The UL tag is introduced at lines (actually paragraphs) starting with a leading quote mark; leading spaces are deleted.
  sed -e 's/^[[:space:]]*-/<BR> -/g'
The BR tag is introduced at lines starting with a hyphen and leading space is reduced to a single space.
  sed -e 's/http:\/\/[[:graph:]]*/<A HREF="&">[&]<\/A> /g'
Href anchors are created from included URLs.

Note g: Add to existing archive web files

A NAME anchor is added at the end of the text, that is, it is added to $ARCHIVE.

Note h: Make readable

Public read permission needs to be set on these files.

The help file, README.TXT

Following is a typical text...

 Directions for use: send email to "economics at"

 (1) These emails will be redistributed to everyone on the list, 
 (see the list) and are archived here.
 (2) Your first email will add your address to the list.
 (3) No links point to this website - it is invisible to the world.

If the site is intruded on by an outsider we can add passwords,
and disable the auto-subscribe feature.

- Email has to be smaller that 8K, or will be refused.
- Clean up your mail before replying, and sign your name.
- A "Reply-to:" header is added, it will respond to everyone.
- The "From:" header is retained - it is the person posting.

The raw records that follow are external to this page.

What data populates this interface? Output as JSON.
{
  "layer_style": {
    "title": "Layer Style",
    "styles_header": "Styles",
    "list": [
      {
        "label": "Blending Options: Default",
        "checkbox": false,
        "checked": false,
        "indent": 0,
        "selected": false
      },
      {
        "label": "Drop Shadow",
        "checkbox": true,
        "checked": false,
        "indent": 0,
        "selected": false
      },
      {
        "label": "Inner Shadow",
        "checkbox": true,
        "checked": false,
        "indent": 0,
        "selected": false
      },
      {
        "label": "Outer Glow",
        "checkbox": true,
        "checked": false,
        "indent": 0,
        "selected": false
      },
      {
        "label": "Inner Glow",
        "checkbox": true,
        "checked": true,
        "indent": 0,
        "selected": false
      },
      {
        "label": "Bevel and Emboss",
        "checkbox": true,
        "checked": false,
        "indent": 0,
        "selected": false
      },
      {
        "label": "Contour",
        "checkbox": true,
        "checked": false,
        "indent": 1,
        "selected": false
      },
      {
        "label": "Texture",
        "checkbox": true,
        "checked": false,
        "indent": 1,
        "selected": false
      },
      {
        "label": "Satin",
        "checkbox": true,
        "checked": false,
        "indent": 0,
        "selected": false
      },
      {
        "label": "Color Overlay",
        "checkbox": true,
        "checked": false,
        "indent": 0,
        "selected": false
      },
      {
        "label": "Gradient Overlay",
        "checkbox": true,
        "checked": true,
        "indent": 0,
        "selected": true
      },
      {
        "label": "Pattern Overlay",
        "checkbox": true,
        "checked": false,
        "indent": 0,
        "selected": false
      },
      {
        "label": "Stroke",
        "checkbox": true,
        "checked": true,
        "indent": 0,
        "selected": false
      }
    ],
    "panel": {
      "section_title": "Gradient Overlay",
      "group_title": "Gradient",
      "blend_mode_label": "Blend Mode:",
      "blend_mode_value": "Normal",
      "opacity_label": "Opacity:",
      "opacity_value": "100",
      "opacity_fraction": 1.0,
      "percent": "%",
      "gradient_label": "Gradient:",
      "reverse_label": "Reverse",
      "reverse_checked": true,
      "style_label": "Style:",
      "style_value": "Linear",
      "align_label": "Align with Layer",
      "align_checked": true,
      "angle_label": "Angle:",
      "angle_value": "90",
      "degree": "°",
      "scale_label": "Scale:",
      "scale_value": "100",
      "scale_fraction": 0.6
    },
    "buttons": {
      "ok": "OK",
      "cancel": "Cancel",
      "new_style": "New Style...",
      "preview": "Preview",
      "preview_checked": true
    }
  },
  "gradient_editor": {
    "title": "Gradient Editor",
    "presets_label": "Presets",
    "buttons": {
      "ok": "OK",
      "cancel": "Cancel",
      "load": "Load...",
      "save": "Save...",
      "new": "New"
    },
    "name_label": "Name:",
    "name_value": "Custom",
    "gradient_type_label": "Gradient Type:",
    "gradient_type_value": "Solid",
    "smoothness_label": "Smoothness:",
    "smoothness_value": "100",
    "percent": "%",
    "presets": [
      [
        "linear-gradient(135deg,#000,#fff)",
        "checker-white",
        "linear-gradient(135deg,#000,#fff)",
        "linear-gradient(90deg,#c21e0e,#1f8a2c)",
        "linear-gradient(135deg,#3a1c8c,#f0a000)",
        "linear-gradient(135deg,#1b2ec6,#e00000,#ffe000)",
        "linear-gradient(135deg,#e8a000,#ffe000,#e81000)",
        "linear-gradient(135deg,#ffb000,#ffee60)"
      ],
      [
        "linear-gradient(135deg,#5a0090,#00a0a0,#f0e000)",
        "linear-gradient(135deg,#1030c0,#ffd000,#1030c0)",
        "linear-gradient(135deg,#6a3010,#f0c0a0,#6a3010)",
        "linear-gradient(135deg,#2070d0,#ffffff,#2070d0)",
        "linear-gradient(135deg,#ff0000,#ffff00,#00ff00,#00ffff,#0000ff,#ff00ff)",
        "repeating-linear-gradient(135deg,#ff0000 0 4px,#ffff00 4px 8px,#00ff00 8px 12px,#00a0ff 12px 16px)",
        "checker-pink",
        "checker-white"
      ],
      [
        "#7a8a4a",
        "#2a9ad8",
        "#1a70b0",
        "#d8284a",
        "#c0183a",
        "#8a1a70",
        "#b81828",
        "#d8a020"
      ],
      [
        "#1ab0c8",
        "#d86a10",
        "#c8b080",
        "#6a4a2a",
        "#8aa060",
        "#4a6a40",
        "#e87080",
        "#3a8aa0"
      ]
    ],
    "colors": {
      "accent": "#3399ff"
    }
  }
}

In order to have the emails readable on the web page, the text 
is HTML-ized. Since all empty space is ignored by browsers,
- Skip a line between paragraphs
- Start each item of a list with a hyphen (ascii 45) at the left
- To indent a paragraph start with a quote (ascii 34) at the left
- start links (URLs) with 'http://' (and end with a blank)
- If you have further questions send email to "help".

[] Website Provider:,